- **What you will do**
Within these entries, which lines include the string "JSON"? Copy each one.

- **Dataset entries**

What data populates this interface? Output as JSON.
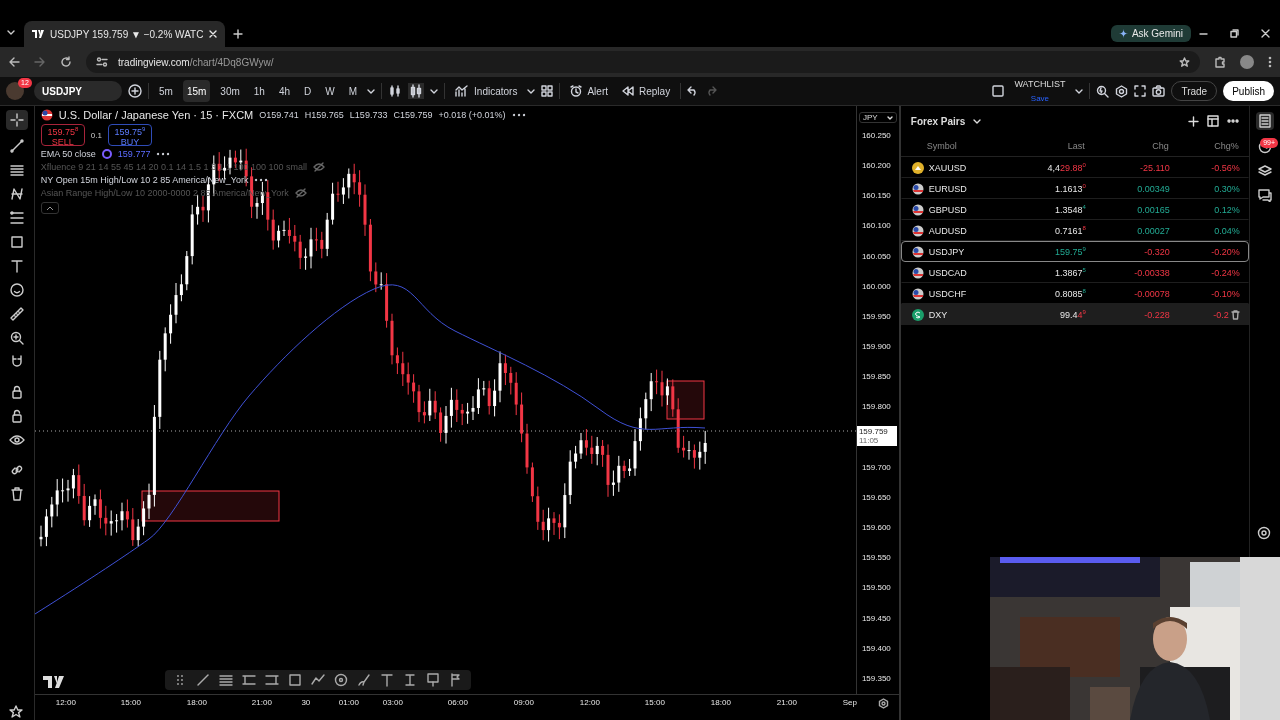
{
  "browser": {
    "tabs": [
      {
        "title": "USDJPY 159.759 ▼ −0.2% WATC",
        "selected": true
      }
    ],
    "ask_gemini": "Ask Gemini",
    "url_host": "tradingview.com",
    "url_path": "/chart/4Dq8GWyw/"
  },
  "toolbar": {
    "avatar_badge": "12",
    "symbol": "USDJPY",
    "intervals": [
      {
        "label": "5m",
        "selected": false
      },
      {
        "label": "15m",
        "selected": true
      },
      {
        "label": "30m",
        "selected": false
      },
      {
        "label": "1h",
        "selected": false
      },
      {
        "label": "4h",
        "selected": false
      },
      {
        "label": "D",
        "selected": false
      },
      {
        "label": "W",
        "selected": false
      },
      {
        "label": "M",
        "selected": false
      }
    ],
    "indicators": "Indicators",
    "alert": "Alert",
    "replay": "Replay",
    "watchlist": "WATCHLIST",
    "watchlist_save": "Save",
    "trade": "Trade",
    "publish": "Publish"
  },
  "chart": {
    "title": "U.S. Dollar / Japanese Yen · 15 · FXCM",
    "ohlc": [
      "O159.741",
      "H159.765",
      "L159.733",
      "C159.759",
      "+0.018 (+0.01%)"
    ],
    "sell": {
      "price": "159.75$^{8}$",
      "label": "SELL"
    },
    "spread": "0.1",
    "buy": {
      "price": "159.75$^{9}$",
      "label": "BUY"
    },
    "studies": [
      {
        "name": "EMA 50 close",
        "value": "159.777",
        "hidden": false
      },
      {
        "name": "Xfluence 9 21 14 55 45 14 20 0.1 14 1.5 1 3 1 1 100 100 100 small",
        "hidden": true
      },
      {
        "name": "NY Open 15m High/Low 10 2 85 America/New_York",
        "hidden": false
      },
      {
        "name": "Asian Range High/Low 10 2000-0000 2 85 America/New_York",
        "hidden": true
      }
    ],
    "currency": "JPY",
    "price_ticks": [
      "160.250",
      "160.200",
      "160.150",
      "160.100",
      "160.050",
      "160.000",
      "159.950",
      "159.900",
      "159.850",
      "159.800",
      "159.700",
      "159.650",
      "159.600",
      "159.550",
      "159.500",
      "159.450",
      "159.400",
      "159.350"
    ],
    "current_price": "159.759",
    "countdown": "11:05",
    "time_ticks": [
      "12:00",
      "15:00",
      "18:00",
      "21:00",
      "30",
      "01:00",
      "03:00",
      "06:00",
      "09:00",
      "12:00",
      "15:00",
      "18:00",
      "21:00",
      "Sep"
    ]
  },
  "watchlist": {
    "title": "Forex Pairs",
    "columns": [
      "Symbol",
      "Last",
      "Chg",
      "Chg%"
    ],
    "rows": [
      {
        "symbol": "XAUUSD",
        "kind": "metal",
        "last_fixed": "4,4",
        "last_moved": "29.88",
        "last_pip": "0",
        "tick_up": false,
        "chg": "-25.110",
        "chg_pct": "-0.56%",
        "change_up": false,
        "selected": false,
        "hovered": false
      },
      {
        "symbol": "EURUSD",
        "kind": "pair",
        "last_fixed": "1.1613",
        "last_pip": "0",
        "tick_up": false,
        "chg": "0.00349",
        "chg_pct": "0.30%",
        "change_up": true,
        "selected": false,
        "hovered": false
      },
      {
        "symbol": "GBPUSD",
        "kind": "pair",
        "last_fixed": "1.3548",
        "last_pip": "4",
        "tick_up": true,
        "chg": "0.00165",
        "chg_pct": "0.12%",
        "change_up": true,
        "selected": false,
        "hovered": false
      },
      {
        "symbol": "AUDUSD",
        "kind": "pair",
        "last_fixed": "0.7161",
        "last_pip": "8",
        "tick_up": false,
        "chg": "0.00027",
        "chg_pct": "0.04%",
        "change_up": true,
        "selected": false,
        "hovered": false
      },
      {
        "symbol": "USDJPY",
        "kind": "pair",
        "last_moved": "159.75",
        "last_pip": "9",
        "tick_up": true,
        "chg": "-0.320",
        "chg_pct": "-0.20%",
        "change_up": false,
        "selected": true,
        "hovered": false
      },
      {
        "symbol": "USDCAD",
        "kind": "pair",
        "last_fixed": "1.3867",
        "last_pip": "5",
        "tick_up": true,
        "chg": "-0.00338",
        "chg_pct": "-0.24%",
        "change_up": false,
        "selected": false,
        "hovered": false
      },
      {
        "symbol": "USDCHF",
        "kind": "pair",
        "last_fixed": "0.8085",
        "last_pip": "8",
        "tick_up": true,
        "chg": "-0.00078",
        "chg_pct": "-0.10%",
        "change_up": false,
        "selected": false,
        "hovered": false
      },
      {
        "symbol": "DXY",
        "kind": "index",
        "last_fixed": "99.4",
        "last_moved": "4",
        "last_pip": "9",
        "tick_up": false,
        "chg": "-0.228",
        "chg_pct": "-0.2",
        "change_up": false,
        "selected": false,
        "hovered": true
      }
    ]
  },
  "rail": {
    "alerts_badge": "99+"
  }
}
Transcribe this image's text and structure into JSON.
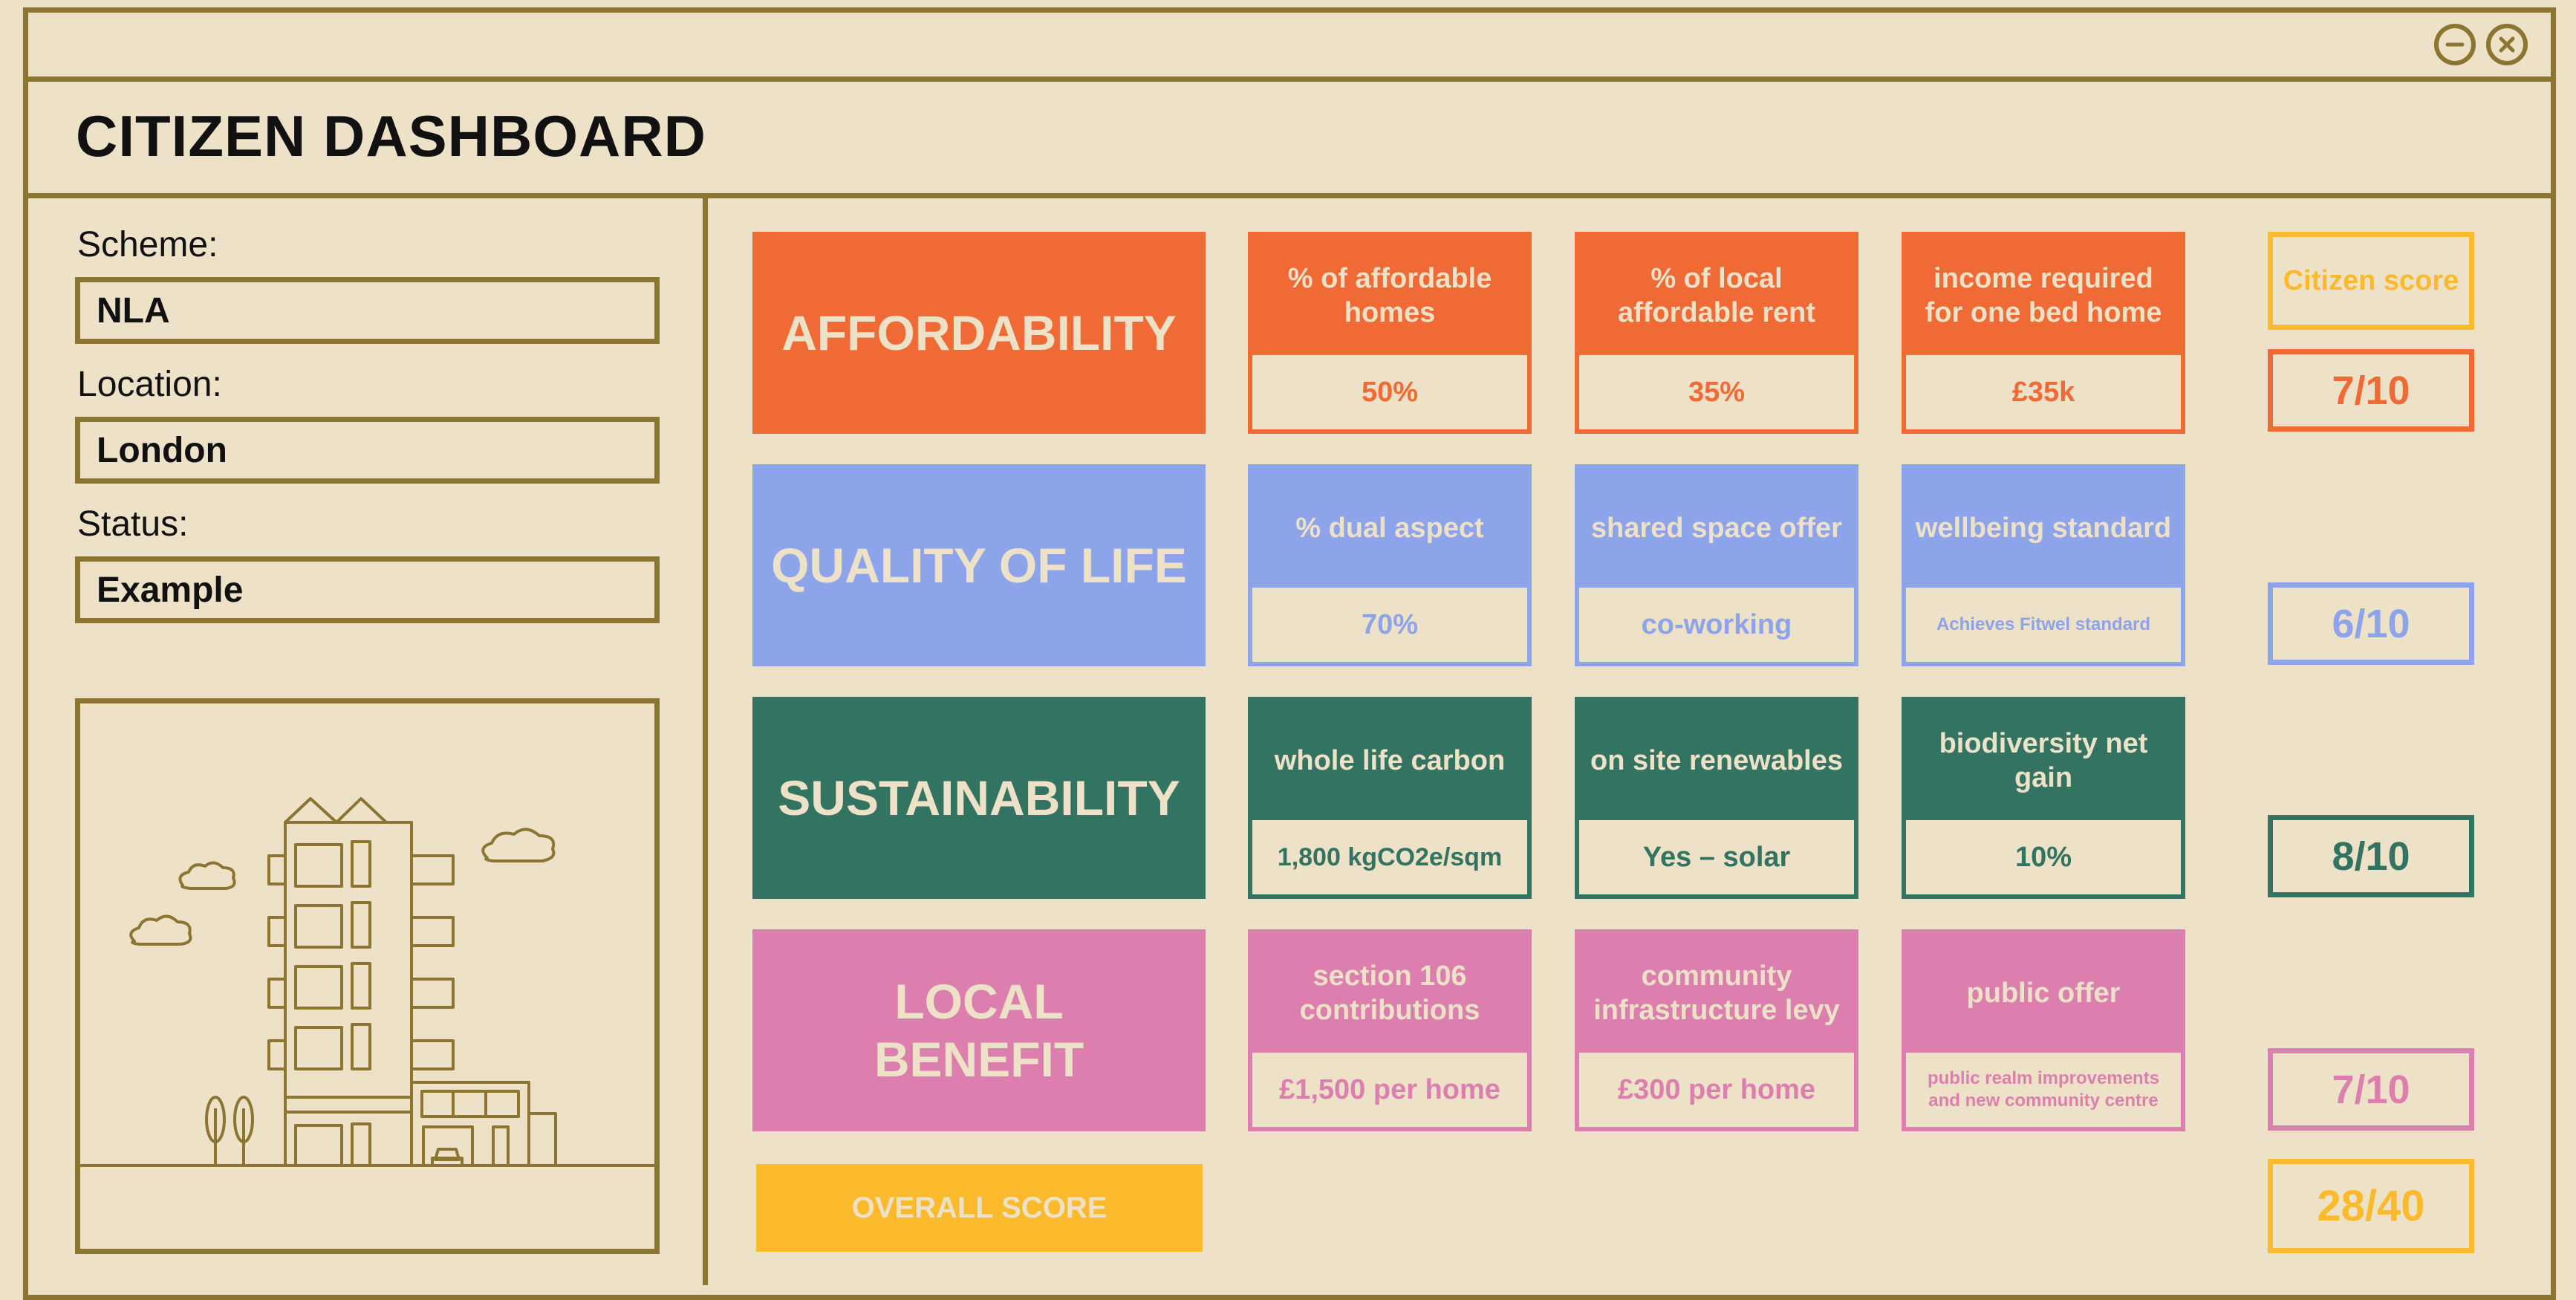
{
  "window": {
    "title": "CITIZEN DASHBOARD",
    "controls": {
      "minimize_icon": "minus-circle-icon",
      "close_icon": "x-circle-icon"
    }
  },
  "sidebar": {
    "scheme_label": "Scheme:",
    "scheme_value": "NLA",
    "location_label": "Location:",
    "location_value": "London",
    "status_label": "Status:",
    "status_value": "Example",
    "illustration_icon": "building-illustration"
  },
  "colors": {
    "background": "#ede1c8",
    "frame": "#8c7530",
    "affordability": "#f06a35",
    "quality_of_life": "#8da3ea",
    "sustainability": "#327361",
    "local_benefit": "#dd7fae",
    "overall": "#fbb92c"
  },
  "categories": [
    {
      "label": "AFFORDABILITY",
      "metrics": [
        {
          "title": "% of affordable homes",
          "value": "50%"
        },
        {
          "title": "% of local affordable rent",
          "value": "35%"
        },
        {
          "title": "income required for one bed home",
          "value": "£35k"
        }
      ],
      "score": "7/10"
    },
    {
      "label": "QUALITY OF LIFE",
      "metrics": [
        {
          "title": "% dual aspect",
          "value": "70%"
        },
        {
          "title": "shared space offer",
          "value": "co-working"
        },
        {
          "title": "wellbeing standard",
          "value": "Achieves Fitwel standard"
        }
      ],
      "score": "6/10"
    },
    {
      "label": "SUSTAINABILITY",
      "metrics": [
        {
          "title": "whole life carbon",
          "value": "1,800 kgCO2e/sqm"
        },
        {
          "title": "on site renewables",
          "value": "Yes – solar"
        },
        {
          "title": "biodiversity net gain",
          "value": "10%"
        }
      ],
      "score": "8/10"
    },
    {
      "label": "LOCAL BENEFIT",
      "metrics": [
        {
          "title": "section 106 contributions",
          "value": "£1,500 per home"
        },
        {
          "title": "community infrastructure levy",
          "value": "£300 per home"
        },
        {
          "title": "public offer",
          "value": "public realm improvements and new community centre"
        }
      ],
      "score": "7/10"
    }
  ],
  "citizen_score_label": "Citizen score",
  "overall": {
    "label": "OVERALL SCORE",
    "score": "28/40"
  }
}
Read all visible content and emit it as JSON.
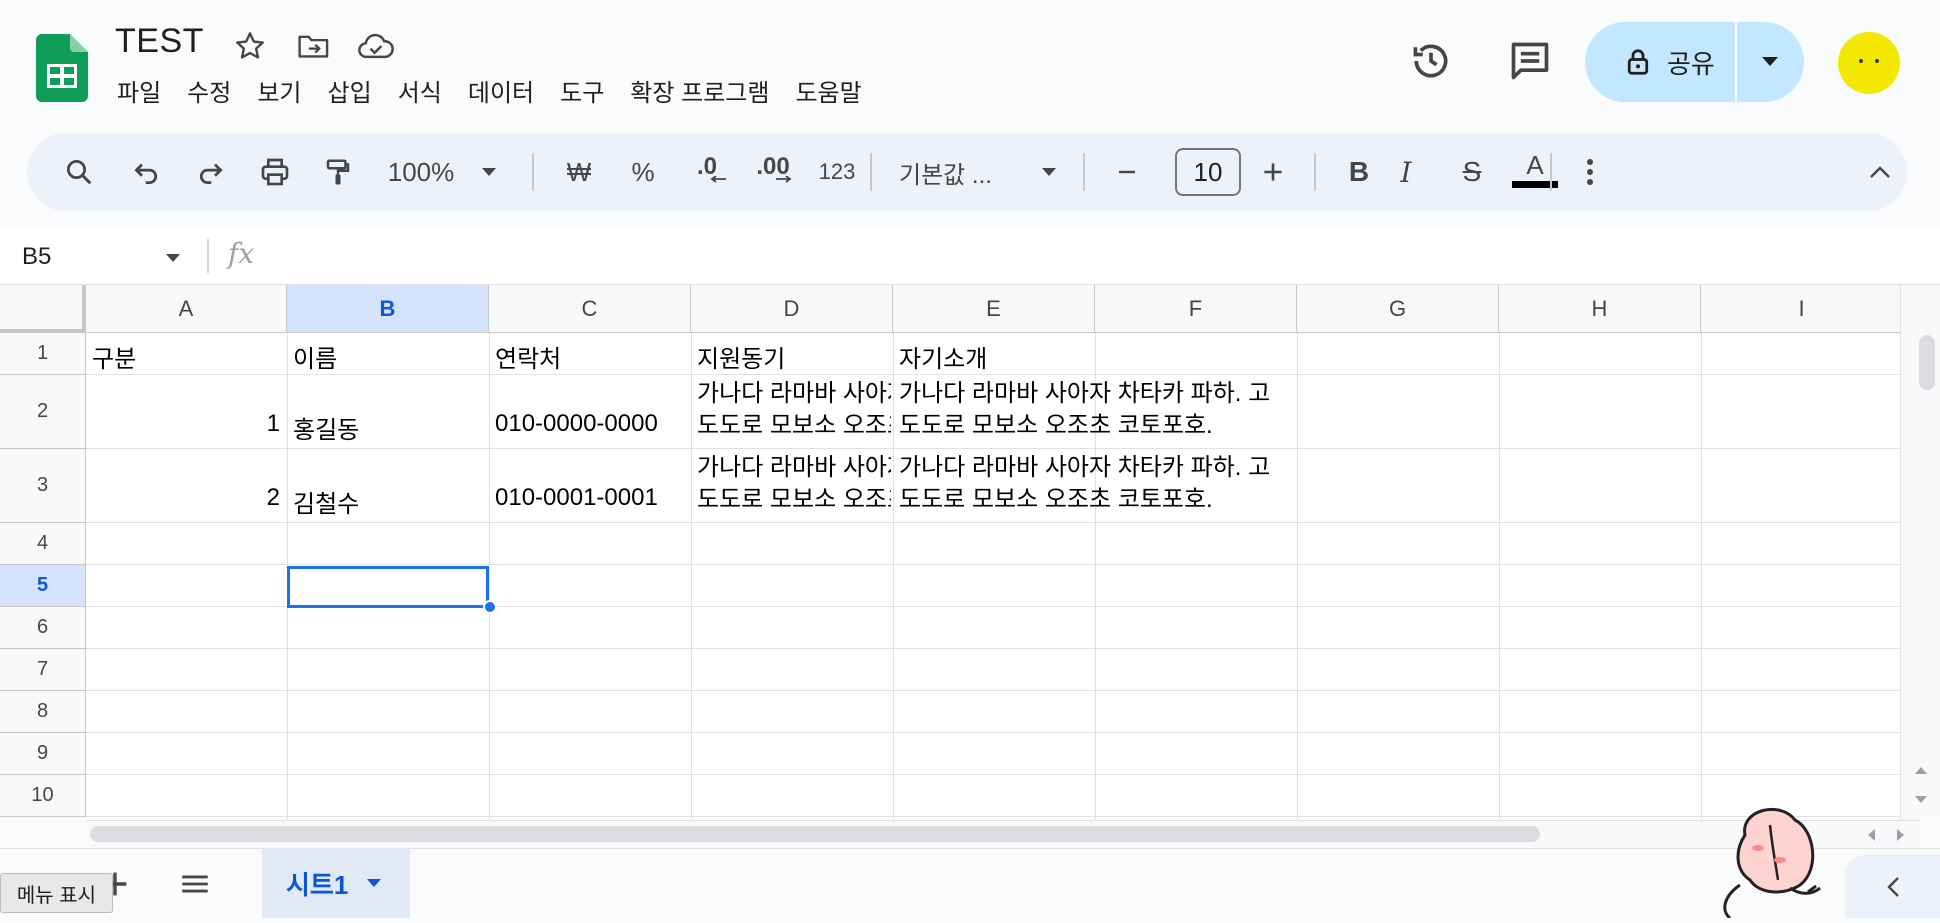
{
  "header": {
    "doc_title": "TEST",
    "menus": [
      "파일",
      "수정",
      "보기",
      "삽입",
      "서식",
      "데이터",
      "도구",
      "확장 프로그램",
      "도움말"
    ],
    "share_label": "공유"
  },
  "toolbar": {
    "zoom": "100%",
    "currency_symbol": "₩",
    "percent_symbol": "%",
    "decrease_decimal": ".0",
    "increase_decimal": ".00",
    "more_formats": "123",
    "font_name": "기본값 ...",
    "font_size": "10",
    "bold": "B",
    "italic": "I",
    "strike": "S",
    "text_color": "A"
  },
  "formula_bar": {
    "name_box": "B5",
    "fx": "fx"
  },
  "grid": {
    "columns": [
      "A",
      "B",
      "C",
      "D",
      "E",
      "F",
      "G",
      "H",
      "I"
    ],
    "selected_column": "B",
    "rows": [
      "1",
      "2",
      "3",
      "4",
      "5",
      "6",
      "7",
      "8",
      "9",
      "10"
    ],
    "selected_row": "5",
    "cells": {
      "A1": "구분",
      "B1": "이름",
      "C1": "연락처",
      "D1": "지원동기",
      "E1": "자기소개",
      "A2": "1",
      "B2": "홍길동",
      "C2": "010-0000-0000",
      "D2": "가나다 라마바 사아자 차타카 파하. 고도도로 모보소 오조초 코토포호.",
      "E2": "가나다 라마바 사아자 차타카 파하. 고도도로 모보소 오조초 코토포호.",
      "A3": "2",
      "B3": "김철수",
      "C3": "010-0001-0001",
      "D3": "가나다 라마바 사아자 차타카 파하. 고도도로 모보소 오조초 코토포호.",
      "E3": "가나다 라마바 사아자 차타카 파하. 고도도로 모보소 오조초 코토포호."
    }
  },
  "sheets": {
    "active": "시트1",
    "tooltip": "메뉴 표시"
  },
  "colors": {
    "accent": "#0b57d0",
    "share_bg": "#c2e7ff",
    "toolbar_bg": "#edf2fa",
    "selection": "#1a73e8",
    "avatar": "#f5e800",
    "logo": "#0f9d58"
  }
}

- **Result for this task**
What data populates this interface? Output as JSON.
Transcribe this image's text and structure into JSON.
Read all visible content and emit it as JSON.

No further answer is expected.